This Board is populated with Takman Rex Carbon Film resistors, Elna Cerafine capacitors, Mundorf M-Cap and Vishay Film Capacitors and a few left over vintage parts. I tried to keep a lot of the Green Dips to retain the vintage sound. The left over resistors prove that no matter how well you plan your purchase list you always miss something.
By far the hardest section to work on was the control switch boards because they are difficult to get at and they have a whole bunch of wires running to them. They need to be removed from the chassis to work on them so its important to take lots of photos to remember how to hook them back into place. I could not believe the state of these boards when I first saw them. God only knows how many times these control switched were sprayed over the life of this receiver. The lubricant build up was disgusting and took me some time to get it cleaned off!
To clean these boards I used isopropyl alcohol and plenty of Q-Tips.
Removing the Preamplifier Board was not as difficult as the control switch boards but what I would learn later was that it was more difficult to put back because I selected some over-sized higher voltage rated capacitors. I did account for the space when I selected the capacitors but not the path of insertion for the board, which needs to bend around the FM section in order to get into its space.

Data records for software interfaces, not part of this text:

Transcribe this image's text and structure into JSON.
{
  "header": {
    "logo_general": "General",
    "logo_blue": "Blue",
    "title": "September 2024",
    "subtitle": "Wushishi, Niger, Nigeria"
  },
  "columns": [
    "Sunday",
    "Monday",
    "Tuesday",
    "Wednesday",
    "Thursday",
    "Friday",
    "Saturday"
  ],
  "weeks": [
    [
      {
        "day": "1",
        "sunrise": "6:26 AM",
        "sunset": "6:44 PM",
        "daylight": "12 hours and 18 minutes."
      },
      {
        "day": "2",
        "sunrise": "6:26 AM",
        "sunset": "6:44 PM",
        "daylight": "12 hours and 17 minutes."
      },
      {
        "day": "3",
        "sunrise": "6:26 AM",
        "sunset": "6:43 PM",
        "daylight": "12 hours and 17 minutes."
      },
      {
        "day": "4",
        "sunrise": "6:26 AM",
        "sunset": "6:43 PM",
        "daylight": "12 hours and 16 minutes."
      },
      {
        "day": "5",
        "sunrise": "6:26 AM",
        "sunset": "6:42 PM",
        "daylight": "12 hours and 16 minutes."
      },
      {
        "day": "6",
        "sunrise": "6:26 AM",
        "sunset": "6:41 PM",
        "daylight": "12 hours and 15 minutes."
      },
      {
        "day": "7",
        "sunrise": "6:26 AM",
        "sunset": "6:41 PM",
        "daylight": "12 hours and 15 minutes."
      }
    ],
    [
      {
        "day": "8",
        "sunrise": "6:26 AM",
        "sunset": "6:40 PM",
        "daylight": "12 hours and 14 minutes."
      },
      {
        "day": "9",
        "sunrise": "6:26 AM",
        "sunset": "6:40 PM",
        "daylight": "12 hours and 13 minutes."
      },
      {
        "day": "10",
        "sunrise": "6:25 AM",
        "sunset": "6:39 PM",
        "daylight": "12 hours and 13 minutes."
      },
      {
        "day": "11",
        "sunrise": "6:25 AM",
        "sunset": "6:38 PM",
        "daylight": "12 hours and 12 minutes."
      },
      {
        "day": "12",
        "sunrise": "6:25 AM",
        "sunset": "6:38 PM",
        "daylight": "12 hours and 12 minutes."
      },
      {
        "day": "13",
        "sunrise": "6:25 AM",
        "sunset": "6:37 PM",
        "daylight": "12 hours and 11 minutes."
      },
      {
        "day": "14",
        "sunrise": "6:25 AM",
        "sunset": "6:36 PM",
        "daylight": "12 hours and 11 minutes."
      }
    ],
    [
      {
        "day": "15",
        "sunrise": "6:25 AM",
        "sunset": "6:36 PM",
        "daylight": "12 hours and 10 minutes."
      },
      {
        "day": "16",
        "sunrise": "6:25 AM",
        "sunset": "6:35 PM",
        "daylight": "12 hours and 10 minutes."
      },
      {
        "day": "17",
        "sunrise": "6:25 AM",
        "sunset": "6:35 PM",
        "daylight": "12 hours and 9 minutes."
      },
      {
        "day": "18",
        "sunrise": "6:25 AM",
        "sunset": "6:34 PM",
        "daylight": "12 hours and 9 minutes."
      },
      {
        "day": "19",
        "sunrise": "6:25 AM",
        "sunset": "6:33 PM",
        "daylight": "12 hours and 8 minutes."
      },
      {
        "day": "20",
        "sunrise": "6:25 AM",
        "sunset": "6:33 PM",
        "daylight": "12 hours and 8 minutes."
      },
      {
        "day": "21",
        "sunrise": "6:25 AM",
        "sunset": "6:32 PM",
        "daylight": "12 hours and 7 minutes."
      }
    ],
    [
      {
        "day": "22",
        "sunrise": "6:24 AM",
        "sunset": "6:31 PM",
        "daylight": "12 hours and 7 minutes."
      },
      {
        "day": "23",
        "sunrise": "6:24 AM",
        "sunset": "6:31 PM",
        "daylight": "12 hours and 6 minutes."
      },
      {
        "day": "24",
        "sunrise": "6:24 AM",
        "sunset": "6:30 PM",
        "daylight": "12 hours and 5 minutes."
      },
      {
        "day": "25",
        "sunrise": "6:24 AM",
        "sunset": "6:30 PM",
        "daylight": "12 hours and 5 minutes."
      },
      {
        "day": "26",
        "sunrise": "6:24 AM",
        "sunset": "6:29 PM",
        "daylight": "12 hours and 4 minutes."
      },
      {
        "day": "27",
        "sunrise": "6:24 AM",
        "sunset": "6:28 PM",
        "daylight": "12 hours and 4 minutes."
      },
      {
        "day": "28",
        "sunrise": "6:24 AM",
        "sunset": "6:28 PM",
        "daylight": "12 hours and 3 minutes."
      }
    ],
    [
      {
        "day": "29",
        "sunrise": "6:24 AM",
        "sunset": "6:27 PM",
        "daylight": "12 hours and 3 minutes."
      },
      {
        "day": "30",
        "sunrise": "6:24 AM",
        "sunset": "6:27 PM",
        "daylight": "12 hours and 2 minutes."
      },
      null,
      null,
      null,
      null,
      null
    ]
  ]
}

I have to say that this was my favorite section to work on because at the last minute I decided to break from my plan of using Elna Cerafines when I found out I was 1 x 1000uf capacitor short on my order of parts. When I went to my spare parts box the only spare 1000uf that I had was a N-nonpolar Blackgate! If fact I had enough N-nonpolar Blackgates to do most of the board. I had been saving my Blackgates for something special like a custom build. However, the day when I plan to build off a schematic seems to be so far away that I didn’t want these Blackgates to waste away and expire. So I said what the heck. This receiver has the potential to serve everyday duties for me at work so I figured it would be worth it if I’m going to listen to it quite regularly.

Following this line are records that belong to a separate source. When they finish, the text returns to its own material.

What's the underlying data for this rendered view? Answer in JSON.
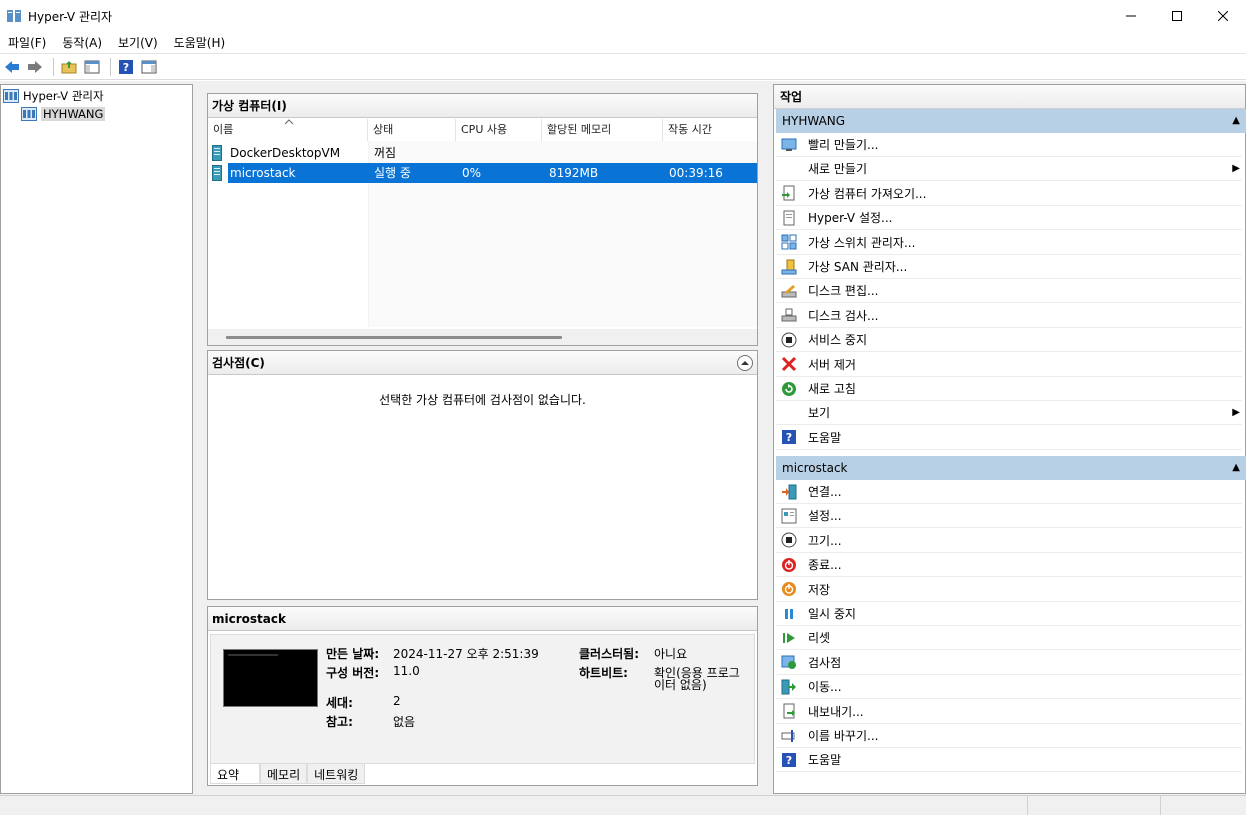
{
  "window": {
    "title": "Hyper-V 관리자"
  },
  "menu": [
    "파일(F)",
    "동작(A)",
    "보기(V)",
    "도움말(H)"
  ],
  "tree": {
    "root": "Hyper-V 관리자",
    "server": "HYHWANG"
  },
  "vm_pane": {
    "title": "가상 컴퓨터(I)",
    "columns": [
      "이름",
      "상태",
      "CPU 사용",
      "할당된 메모리",
      "작동 시간"
    ],
    "rows": [
      {
        "name": "DockerDesktopVM",
        "state": "꺼짐",
        "cpu": "",
        "memory": "",
        "uptime": "",
        "selected": false
      },
      {
        "name": "microstack",
        "state": "실행 중",
        "cpu": "0%",
        "memory": "8192MB",
        "uptime": "00:39:16",
        "selected": true
      }
    ]
  },
  "checkpoint_pane": {
    "title": "검사점(C)",
    "message": "선택한 가상 컴퓨터에 검사점이 없습니다."
  },
  "details": {
    "title": "microstack",
    "created_label": "만든 날짜:",
    "created_value": "2024-11-27 오후 2:51:39",
    "config_label": "구성 버전:",
    "config_value": "11.0",
    "gen_label": "세대:",
    "gen_value": "2",
    "notes_label": "참고:",
    "notes_value": "없음",
    "clustered_label": "클러스터됨:",
    "clustered_value": "아니요",
    "heartbeat_label": "하트비트:",
    "heartbeat_value_1": "확인(응용 프로그",
    "heartbeat_value_2": "이터 없음)",
    "tabs": [
      "요약",
      "메모리",
      "네트워킹"
    ]
  },
  "actions": {
    "title": "작업",
    "group1": {
      "name": "HYHWANG",
      "items": [
        {
          "label": "빨리 만들기...",
          "icon": "quick-create-icon"
        },
        {
          "label": "새로 만들기",
          "icon": "none",
          "submenu": true
        },
        {
          "label": "가상 컴퓨터 가져오기...",
          "icon": "import-vm-icon"
        },
        {
          "label": "Hyper-V 설정...",
          "icon": "settings-doc-icon"
        },
        {
          "label": "가상 스위치 관리자...",
          "icon": "virtual-switch-icon"
        },
        {
          "label": "가상 SAN 관리자...",
          "icon": "virtual-san-icon"
        },
        {
          "label": "디스크 편집...",
          "icon": "edit-disk-icon"
        },
        {
          "label": "디스크 검사...",
          "icon": "inspect-disk-icon"
        },
        {
          "label": "서비스 중지",
          "icon": "stop-service-icon"
        },
        {
          "label": "서버 제거",
          "icon": "remove-server-icon"
        },
        {
          "label": "새로 고침",
          "icon": "refresh-icon"
        },
        {
          "label": "보기",
          "icon": "none",
          "submenu": true
        },
        {
          "label": "도움말",
          "icon": "help-icon"
        }
      ]
    },
    "group2": {
      "name": "microstack",
      "items": [
        {
          "label": "연결...",
          "icon": "connect-icon"
        },
        {
          "label": "설정...",
          "icon": "settings-icon"
        },
        {
          "label": "끄기...",
          "icon": "turn-off-icon"
        },
        {
          "label": "종료...",
          "icon": "shutdown-icon"
        },
        {
          "label": "저장",
          "icon": "save-icon"
        },
        {
          "label": "일시 중지",
          "icon": "pause-icon"
        },
        {
          "label": "리셋",
          "icon": "reset-icon"
        },
        {
          "label": "검사점",
          "icon": "checkpoint-icon"
        },
        {
          "label": "이동...",
          "icon": "move-icon"
        },
        {
          "label": "내보내기...",
          "icon": "export-icon"
        },
        {
          "label": "이름 바꾸기...",
          "icon": "rename-icon"
        },
        {
          "label": "도움말",
          "icon": "help-icon"
        }
      ]
    }
  },
  "colors": {
    "selection": "#0a74d6",
    "group_header": "#b8d0e6"
  }
}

In addition to the 1000uf Backgates in the power supply I had 2 100uf N series Blackgates to use as the output caps. Because they were 50V they took up a lot of space and this forced me to have to move some parts to the back of the board including the output resistors.

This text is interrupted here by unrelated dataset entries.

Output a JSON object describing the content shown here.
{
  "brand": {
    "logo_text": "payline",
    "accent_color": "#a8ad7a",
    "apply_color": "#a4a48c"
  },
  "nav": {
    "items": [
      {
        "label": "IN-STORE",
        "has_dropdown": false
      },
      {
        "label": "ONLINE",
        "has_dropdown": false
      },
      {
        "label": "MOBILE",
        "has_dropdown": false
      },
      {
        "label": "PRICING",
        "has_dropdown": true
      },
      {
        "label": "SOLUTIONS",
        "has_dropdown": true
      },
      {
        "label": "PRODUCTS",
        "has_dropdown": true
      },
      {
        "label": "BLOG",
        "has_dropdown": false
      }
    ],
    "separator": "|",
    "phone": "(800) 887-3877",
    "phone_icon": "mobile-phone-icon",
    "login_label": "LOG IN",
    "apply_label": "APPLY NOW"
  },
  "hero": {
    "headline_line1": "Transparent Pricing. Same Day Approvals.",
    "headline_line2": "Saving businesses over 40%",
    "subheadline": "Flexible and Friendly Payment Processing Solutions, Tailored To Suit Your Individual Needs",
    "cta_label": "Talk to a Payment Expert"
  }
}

Since I was using all metal films in the preamp section I wanted to match I had already planned on using some higher quality Caddock Film resistors going out from the preamp board.
All the electrolytic capacitors on this board were either N, V, FK, or PK . I was able to fit a M-Cap once again for the 1.5uf signal capacitor. Most resistors on this board are Takman Rey metal film. I did have a bunch of Holcos lying around that I was able to use as well. I am certain that I was able to fit at least one Shinkoh and Riken in the signal path as well.
Lastly I replaced the wire leading to the center tap of the volume potentiometer with shielded double stranded silver plated copper hook-up wire.
For the Tuner Section I replaced all the electrolytics with Elna Cerafine capacitors except I was able to use some Multicap 10uf film caps for 2 signal capacitors that I pulled out of my spares box. I had no intention of replacing the resistors but ended up doing more than half of them with whatever spare resistors I had on hand as well.
The final touch was replacing the stock feet with my own AmCan Audio medium Stainless steel CNF isolators.
Finally my video is up on YouTube. Let me say that making a quality video recording is not as simple as you might think. I first put this video together with iMovie only to find out when I was done that it drops video quality in the final production! I then switched to Final Cut Express only to learn that my Canon video camera does not capture video in a usable format for Final Cut Express, which forced to find and learn a video conversion program. Lesson Learned.So here it is
I’d love o share my thoughts on how I think this turned out but I don’t want to taint the viewers experience. After you watched and you want to know my thoughts then drop me an email. There are still lot’s more videos I need to edit and get up on the site so keep checking back.